1.
Education and Communication
Communicating the logic of change can reduce employee resistance
2 .
Participation
Having employees actively participate in a change can reduce resistance
3.
Building Support and Commitment
Employees are more accepting of changes when they are committed to the organization as a whole
4.
Develop Positive Relationships
People are more willing to accept change if they trust the managers implementing them
Overcoming Resistance to Change
5.
Implement Changes Fairly
6.
Manipulation and Cooptation
Manipulation
-
Shrewd or devious management, especially for one's own advantage.

Cooptation
-
“seeking to “buy off” leaders of a resistance group by giving them a key role, seeking their advice not to find a better solution but to get their endorsement.”
7.
Hire People Who Accept Change
8.
Coercion

Direct threats of force on the resisters

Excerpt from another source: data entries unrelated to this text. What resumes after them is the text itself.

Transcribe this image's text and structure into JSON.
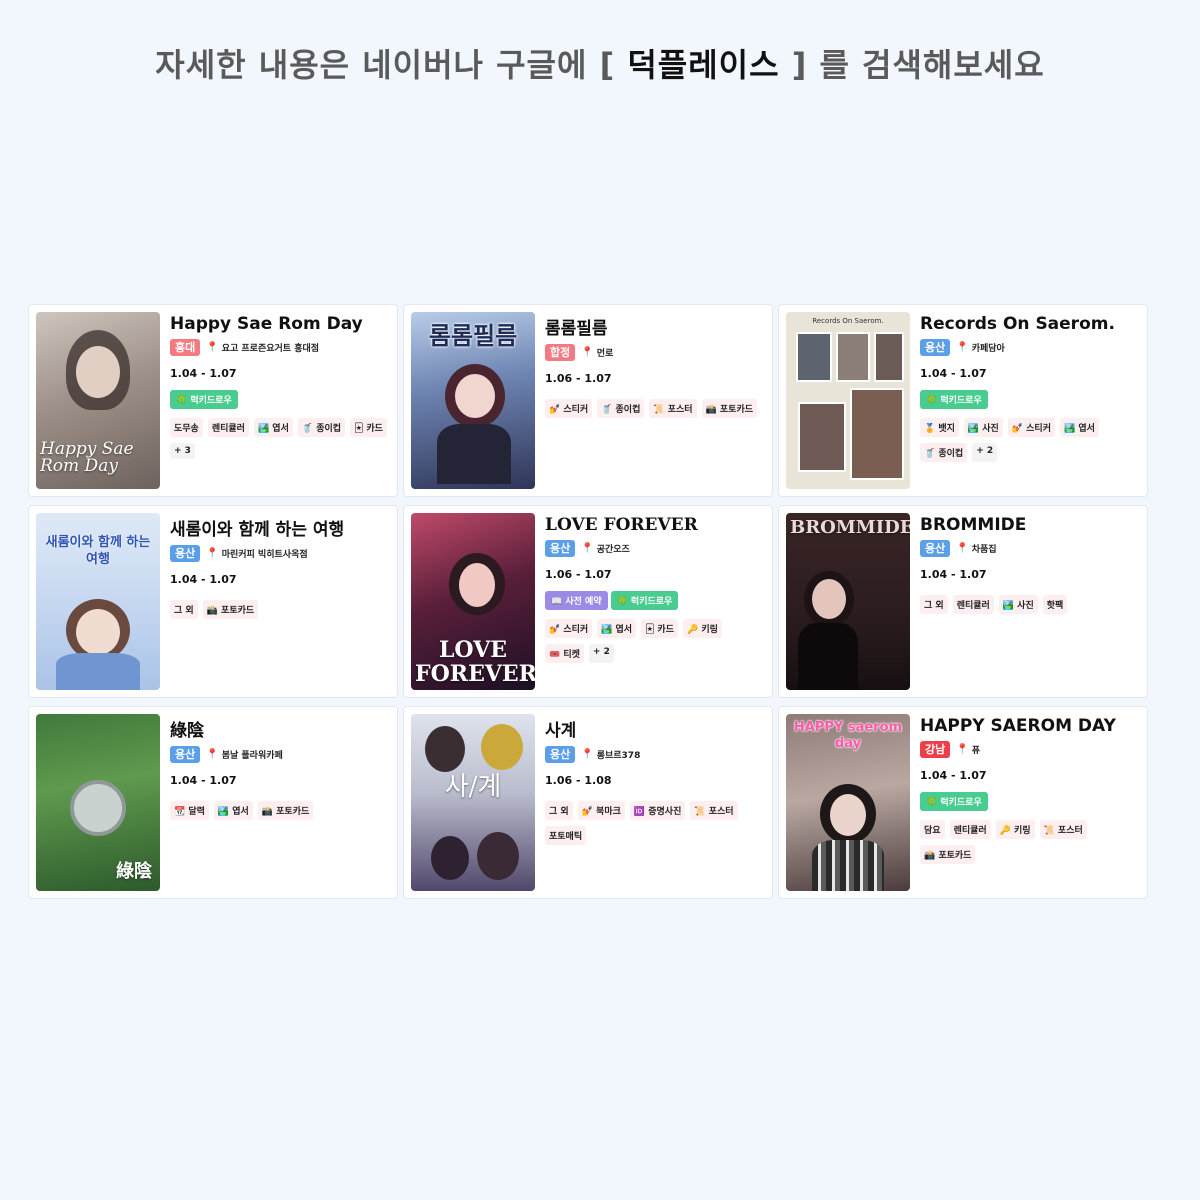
{
  "header": {
    "prefix": "자세한 내용은 네이버나 구글에 [",
    "keyword": "덕플레이스",
    "suffix": "] 를 검색해보세요"
  },
  "colors": {
    "page_bg": "#f1f7fd",
    "region_hongdae": "#f47a82",
    "region_hapjeong": "#f47a82",
    "region_yongsan": "#5a9fe8",
    "region_gangnam": "#ee3e48",
    "lucky_badge": "#49cc8f",
    "pre_badge": "#9b8ae6"
  },
  "cards": [
    {
      "title": "Happy Sae Rom Day",
      "region": "홍대",
      "place": "요고 프로즌요거트 홍대점",
      "date": "1.04 - 1.07",
      "badges": [
        "🍀 럭키드로우"
      ],
      "tags": [
        "도무송",
        "렌티큘러",
        "🏞️ 엽서",
        "🥤 종이컵",
        "🃏 카드"
      ],
      "more": "+ 3",
      "poster_text": "Happy Sae Rom Day"
    },
    {
      "title": "롬롬필름",
      "region": "합정",
      "place": "먼로",
      "date": "1.06 - 1.07",
      "badges": [],
      "tags": [
        "💅 스티커",
        "🥤 종이컵",
        "📜 포스터",
        "📸 포토카드"
      ],
      "more": "",
      "poster_text": "롬롬필름"
    },
    {
      "title": "Records On Saerom.",
      "region": "용산",
      "place": "카페담아",
      "date": "1.04 - 1.07",
      "badges": [
        "🍀 럭키드로우"
      ],
      "tags": [
        "🏅 뱃지",
        "🏞️ 사진",
        "💅 스티커",
        "🏞️ 엽서",
        "🥤 종이컵"
      ],
      "more": "+ 2",
      "poster_text": "Records On Saerom."
    },
    {
      "title": "새롬이와 함께 하는 여행",
      "region": "용산",
      "place": "마린커피 빅히트사옥점",
      "date": "1.04 - 1.07",
      "badges": [],
      "tags": [
        "그 외",
        "📸 포토카드"
      ],
      "more": "",
      "poster_text": "새롬이와 함께 하는 여행"
    },
    {
      "title": "LOVE FOREVER",
      "region": "용산",
      "place": "공간오즈",
      "date": "1.06 - 1.07",
      "badges": [
        "📖 사전 예약",
        "🍀 럭키드로우"
      ],
      "tags": [
        "💅 스티커",
        "🏞️ 엽서",
        "🃏 카드",
        "🔑 키링",
        "🎟️ 티켓"
      ],
      "more": "+ 2",
      "poster_text": "LOVE FOREVER"
    },
    {
      "title": "BROMMIDE",
      "region": "용산",
      "place": "차품집",
      "date": "1.04 - 1.07",
      "badges": [],
      "tags": [
        "그 외",
        "렌티큘러",
        "🏞️ 사진",
        "핫팩"
      ],
      "more": "",
      "poster_text": "BROMMIDE"
    },
    {
      "title": "綠陰",
      "region": "용산",
      "place": "봄날 플라워카페",
      "date": "1.04 - 1.07",
      "badges": [],
      "tags": [
        "📆 달력",
        "🏞️ 엽서",
        "📸 포토카드"
      ],
      "more": "",
      "poster_text": "綠陰"
    },
    {
      "title": "사계",
      "region": "용산",
      "place": "롱브르378",
      "date": "1.06 - 1.08",
      "badges": [],
      "tags": [
        "그 외",
        "💅 북마크",
        "🆔 증명사진",
        "📜 포스터",
        "포토매틱"
      ],
      "more": "",
      "poster_text": "사/계"
    },
    {
      "title": "HAPPY SAEROM DAY",
      "region": "강남",
      "place": "퓨",
      "date": "1.04 - 1.07",
      "badges": [
        "🍀 럭키드로우"
      ],
      "tags": [
        "담요",
        "렌티큘러",
        "🔑 키링",
        "📜 포스터",
        "📸 포토카드"
      ],
      "more": "",
      "poster_text": "HAPPY saerom day"
    }
  ]
}
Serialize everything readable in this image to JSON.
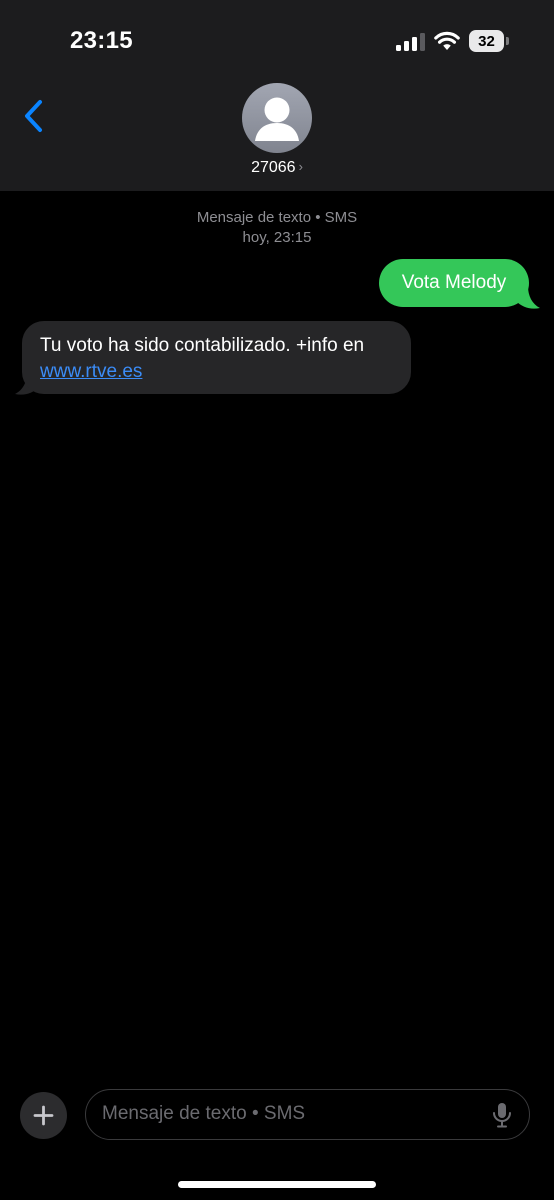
{
  "status_bar": {
    "time": "23:15",
    "battery_level": "32",
    "signal_bars_active": 3,
    "signal_bars_total": 4
  },
  "nav": {
    "back_icon": "chevron-left-icon",
    "contact_name": "27066",
    "contact_chevron": "›",
    "avatar_icon": "person-silhouette-icon"
  },
  "conversation": {
    "service_label": "Mensaje de texto • SMS",
    "timestamp": "hoy, 23:15"
  },
  "messages": [
    {
      "direction": "outgoing",
      "text": "Vota Melody"
    },
    {
      "direction": "incoming",
      "text_before_link": "Tu voto ha sido contabilizado. +info en",
      "link_text": "www.rtve.es"
    }
  ],
  "compose": {
    "placeholder": "Mensaje de texto • SMS",
    "value": "",
    "plus_icon": "plus-icon",
    "mic_icon": "microphone-icon"
  },
  "colors": {
    "accent_blue": "#0a84ff",
    "link_blue": "#3b8cf7",
    "outgoing_bubble": "#34c759",
    "incoming_bubble": "#262628",
    "header_background": "#1c1c1e",
    "background": "#000000",
    "meta_text": "#8e8e93"
  }
}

Resistance to Change-Individual Sources
Resistance to Change-Organizational Sources
1.
Structural inertia
Organizations have built in mechanisms- like their selection processing and formalized regulations- to produce stability. When an organization is confronted with change, this structural inertia acts as counterbalance to sustain stability.
2.
Limited focus of change
Organizations are made up of a number of interdependent subsystems. One cannot be changed without affecting the others. So limited changes in subsystems tend to be nullified by the larger system.
3.
Group inertia
Even if individuals want to change their behavior, group norms may act as a constraint.
4.
Threat to expertise
Changes in organizational patterns may threaten the expertise of specialized groups
5.
Threat to established power relationships
6.
Threat to established resource allocation
1. Habit
2. Security
3. Economic factors
4. Fear of the unknown
5. Selective information processing
*inertia- Resistance or disinclination to motion, action, or change
We often see change as threatening
Resistance to change can be positive if it leads to open discussion and debate
Change agents
Resistance can be overt, implicit, immediate, or deferred
Sources of resistance are both individual and organizational
Consequences by Job Type
Blue-Collar
Work Stressor: Noise
Females: irritability, anxiety, depression
Males: post-work irritability
Increased work accidents and sickness absence
White-Collar
Interpersonal conflict at work
Link to "psychiatric morbidity"
Consequences by Job Type
Managerial Employees
Work load and role ambiguity
Depression
"Caring" Professions
Work demands and poor support
Depression
Sources
Tennant, C. (2001). Work-related stress and depressive disorders.
Journal of Psychosomatic Research, 51
(5), 697-704. Retrieved April 19, 2015, from Science Direct.
Organizational Development
Collection of change methods that try to improve organizational effectiveness and employee well-being
Methods value:
Human and Organizational growth
Collaborative/Participative processes
Spirit of inquiry
Change is always happening in an organization
Every organization must adapt to changing environments
Multicultural environments
Demographic Changes
Immigration
Outsourcing
What causes change in the workplace?
Technology
Economic Shocks
Competition
Social Trends
World Politics
Robbins, S. P. and Judge, T. A. (2013).
Essentials of Organizational Behavior.
12th edn. Boston: Prentice Hall.
Activity
Arrange your straws in this formation
Using these 6 straws, create 4 triangles
Full transcript